Frequently Asked Questions
Can My Dog Get Pregnant In Split Heat?
Yes, dogs can get pregnant during split heat. Split heat is when a female dog starts her heat cycle, does not ovulate, and then resumes her heat cycle with another set of follicles. It is more common in young dogs and can occur with every cycle.
The second half of the split heat cycle is when the dog is ovulating and fertile.
Why Is My Dog Having A Split Heat?
A split heat in dogs occurs when a female starts her heat, does not ovulate, and finishes her heat cycle with another set of follicles. This is common in young dogs and can be caused by a lack of luteinizing hormone (LH) production.
Split heat may happen in the first heat cycle or with every cycle. The second half of the cycle is fertile, but the first half is not. Silent heat, on the other hand, is when a dog ovulates but does not show typical signs of being in heat.
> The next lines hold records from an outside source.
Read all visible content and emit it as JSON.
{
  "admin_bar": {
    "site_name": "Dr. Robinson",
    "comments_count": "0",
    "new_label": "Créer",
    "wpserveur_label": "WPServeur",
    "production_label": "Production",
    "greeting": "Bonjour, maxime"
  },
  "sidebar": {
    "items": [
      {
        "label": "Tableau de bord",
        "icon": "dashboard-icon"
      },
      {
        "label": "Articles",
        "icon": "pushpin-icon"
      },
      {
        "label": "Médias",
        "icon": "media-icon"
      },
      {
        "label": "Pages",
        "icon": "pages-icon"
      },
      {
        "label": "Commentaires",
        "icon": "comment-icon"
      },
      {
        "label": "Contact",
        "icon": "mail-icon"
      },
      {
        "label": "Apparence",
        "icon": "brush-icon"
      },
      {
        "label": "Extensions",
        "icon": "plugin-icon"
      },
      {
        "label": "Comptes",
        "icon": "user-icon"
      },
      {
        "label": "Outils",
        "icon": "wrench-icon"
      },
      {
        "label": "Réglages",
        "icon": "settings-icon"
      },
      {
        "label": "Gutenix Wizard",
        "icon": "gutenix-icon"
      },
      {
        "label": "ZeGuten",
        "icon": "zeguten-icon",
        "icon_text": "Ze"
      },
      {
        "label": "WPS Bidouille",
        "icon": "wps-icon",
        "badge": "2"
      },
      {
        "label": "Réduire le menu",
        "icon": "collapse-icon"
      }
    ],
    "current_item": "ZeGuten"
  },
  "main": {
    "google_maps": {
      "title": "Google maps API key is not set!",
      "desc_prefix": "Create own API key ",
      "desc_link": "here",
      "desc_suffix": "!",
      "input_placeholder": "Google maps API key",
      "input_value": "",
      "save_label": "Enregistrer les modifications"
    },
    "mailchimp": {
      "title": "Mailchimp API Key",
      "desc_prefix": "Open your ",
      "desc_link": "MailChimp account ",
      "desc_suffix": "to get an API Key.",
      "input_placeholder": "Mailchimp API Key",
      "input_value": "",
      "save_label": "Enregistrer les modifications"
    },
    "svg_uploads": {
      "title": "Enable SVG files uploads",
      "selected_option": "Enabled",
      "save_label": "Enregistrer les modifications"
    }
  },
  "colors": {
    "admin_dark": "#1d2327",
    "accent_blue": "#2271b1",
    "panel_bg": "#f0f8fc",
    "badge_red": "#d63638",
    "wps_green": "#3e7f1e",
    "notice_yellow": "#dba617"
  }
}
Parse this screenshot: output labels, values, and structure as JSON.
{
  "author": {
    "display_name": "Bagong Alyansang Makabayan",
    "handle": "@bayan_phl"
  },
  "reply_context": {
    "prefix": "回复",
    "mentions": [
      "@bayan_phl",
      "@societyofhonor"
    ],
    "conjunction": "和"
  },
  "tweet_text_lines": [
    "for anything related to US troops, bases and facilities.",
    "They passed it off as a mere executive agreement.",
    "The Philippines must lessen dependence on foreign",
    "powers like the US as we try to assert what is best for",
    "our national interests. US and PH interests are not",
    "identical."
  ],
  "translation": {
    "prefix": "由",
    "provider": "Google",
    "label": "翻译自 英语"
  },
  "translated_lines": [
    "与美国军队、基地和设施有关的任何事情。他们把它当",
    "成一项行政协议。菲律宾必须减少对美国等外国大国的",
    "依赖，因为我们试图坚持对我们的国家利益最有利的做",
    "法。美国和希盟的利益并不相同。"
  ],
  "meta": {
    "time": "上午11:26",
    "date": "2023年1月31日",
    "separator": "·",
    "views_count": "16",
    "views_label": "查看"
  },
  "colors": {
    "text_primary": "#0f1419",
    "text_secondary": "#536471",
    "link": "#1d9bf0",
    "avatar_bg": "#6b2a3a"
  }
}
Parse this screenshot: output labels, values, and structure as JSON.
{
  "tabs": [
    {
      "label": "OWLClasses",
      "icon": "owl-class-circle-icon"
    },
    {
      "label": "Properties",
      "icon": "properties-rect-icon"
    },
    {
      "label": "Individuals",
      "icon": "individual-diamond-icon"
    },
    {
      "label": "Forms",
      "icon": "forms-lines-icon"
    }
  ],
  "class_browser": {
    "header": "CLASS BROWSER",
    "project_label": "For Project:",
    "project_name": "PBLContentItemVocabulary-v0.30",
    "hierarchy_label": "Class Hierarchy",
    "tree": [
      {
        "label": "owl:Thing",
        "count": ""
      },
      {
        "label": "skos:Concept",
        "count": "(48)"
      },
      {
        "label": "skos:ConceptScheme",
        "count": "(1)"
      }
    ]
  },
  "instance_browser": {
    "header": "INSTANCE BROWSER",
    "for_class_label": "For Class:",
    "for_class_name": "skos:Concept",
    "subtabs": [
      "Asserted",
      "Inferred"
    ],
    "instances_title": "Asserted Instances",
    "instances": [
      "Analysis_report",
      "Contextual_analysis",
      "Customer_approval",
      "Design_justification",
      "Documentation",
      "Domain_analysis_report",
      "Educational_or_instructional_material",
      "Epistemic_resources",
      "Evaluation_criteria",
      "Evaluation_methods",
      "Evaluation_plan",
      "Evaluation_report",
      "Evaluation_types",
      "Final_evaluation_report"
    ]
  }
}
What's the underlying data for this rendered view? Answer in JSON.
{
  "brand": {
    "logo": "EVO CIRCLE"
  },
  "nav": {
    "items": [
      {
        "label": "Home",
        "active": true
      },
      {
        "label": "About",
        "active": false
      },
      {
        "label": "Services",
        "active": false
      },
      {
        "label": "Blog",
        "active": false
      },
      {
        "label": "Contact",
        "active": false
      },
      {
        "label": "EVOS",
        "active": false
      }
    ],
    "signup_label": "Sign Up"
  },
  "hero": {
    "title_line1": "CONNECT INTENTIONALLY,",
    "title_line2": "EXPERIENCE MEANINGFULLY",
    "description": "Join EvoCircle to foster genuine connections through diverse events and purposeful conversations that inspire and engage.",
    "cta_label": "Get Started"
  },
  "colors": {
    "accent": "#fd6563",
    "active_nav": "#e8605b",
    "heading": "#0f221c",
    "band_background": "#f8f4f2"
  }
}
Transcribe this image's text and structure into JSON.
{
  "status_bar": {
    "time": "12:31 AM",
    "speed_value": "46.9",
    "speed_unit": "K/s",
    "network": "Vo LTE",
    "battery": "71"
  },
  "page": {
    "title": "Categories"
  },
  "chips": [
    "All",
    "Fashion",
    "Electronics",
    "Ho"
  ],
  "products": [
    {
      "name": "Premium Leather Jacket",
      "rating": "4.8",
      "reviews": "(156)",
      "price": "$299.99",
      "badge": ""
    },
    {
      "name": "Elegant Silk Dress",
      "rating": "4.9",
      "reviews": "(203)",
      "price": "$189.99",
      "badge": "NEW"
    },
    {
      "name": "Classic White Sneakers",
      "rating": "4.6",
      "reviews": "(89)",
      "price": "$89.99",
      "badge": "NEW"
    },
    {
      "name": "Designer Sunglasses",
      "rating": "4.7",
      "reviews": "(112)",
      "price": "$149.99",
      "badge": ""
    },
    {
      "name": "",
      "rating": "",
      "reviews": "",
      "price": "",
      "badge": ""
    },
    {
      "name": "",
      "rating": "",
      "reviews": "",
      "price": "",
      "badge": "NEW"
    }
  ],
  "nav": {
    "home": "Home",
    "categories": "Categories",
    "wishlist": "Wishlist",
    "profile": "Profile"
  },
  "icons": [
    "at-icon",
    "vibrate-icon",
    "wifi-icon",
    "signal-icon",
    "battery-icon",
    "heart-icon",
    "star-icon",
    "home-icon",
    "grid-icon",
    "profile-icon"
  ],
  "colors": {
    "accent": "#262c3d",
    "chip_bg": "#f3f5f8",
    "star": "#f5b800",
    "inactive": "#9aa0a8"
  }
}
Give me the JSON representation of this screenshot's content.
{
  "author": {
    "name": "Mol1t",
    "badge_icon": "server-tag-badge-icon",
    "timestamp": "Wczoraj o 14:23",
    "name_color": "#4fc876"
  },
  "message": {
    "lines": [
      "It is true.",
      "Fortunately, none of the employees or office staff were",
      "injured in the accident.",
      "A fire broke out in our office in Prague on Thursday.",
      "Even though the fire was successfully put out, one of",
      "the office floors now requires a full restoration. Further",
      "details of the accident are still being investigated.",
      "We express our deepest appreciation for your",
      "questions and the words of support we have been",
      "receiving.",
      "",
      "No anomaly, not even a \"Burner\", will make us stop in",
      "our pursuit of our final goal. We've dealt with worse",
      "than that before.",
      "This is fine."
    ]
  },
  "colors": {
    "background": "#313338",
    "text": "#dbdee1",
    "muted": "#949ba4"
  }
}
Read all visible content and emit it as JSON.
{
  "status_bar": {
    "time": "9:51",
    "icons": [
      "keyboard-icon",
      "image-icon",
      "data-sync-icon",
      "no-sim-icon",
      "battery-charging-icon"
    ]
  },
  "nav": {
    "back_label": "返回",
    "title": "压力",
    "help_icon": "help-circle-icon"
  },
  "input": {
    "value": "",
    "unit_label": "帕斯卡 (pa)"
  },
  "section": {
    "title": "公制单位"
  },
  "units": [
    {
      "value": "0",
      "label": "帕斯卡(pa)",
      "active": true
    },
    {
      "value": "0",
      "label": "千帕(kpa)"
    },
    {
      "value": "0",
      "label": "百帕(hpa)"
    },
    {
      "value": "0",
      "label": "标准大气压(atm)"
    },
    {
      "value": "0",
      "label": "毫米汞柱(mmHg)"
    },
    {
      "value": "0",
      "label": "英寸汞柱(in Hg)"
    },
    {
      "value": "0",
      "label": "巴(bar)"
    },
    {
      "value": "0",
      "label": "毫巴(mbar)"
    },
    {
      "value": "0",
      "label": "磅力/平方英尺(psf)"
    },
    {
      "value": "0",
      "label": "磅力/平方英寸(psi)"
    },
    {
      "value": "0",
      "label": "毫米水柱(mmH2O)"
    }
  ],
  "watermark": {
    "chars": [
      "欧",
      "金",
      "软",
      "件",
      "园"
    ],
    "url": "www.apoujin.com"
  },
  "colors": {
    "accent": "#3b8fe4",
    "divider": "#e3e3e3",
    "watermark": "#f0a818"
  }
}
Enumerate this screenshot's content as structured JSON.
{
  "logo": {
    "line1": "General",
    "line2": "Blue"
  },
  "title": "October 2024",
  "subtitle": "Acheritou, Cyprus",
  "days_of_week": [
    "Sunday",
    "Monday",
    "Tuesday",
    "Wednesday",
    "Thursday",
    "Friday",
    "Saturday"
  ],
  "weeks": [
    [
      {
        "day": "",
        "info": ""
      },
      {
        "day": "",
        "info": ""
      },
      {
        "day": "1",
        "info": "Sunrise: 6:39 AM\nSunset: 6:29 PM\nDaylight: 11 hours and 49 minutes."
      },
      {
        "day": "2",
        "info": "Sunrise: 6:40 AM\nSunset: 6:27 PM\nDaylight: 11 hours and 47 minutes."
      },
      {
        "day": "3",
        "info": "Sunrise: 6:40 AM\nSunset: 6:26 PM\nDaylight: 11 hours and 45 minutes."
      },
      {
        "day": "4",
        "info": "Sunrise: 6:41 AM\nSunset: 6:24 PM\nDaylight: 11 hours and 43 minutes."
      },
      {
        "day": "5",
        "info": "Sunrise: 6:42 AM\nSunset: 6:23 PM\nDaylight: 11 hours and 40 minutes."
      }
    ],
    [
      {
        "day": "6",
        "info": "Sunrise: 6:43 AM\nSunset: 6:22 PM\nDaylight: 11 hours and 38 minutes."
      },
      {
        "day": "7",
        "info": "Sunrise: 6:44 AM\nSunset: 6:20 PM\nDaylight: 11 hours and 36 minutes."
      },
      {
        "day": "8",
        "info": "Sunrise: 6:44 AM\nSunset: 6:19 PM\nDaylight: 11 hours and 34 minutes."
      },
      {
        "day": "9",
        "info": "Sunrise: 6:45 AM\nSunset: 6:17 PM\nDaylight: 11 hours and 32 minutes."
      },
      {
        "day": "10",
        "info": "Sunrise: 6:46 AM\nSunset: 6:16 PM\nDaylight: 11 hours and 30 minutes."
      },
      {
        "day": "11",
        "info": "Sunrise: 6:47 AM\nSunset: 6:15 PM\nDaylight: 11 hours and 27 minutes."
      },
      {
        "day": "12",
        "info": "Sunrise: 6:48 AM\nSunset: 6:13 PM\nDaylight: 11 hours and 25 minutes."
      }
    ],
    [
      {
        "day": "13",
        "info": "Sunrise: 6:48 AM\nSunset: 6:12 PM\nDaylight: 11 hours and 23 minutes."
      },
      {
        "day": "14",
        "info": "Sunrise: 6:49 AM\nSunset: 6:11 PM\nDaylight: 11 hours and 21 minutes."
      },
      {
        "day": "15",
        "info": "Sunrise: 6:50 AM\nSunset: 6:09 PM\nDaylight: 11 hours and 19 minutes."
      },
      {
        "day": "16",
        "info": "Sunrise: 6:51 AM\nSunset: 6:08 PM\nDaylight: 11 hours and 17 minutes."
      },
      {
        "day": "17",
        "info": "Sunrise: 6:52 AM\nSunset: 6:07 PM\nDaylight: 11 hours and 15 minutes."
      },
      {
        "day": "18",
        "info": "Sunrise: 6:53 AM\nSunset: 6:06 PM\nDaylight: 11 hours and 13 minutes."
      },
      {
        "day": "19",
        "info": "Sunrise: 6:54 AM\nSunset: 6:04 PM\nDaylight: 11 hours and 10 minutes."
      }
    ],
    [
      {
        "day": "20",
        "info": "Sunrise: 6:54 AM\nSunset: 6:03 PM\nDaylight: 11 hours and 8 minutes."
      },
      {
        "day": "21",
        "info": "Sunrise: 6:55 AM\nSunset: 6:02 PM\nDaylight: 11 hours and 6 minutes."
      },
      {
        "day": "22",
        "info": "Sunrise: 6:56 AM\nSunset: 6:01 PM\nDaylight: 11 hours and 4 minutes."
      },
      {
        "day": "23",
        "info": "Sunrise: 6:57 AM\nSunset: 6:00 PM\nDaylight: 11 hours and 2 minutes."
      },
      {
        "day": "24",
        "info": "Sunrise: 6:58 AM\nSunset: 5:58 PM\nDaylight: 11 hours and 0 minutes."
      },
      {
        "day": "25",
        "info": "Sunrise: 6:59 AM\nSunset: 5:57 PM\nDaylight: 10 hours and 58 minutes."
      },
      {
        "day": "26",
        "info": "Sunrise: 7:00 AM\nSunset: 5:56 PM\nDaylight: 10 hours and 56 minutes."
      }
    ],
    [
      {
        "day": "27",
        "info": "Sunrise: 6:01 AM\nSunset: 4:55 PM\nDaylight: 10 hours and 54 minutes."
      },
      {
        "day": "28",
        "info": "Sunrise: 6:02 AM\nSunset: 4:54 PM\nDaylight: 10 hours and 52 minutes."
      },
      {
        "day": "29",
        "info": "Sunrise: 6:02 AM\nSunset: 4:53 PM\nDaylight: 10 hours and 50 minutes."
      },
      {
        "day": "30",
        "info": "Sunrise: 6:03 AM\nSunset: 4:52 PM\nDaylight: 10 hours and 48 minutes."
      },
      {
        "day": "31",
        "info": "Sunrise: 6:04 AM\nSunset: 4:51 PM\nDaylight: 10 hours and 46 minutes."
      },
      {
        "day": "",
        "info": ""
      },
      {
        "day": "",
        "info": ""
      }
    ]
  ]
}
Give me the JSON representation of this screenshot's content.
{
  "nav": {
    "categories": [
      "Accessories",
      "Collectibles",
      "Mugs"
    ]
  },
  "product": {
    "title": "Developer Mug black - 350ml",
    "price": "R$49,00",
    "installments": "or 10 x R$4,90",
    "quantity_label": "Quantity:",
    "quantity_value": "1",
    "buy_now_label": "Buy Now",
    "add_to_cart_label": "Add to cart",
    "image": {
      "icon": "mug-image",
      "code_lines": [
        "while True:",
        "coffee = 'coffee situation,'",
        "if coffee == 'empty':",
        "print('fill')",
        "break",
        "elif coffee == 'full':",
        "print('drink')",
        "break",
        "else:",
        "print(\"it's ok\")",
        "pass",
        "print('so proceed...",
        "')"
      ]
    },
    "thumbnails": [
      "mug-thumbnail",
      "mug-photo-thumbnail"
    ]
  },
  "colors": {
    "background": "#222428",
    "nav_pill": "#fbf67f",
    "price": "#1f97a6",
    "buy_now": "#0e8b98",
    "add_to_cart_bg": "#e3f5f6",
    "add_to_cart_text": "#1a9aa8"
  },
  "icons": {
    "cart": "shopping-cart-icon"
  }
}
It is also possible for some dogs to experience an autoimmune disease that affects their ovaries and disrupts their heat cycles.
What Is A Silent Heat In Dogs?
A silent heat in dogs is when they ovulate but show no external signs of being in heat, such as a swollen vulva or discharge. It can be caused by an autoimmune disease or immaturity in young dogs. It can last for a few weeks and may lead to infertility.
What Does A Split Heat Mean In Dogs?
Split heats happen when a female starts her heat, does not ovulate, and finishes her heat cycle with another set of follicles.
Split heat in dogs occurs when a female starts her heat, does not ovulate, and then restarts her heat cycle. It is more common in young bitches who are not yet mature enough to support total hormone production. While split heat can happen with the first heat cycle, it may also occur with subsequent cycles.
It is important to note that the second half of the cycle is ovulatory and fertile. Understanding dogs’ different types of heat cycles can help dog owners navigate potential breeding and reproductive issues.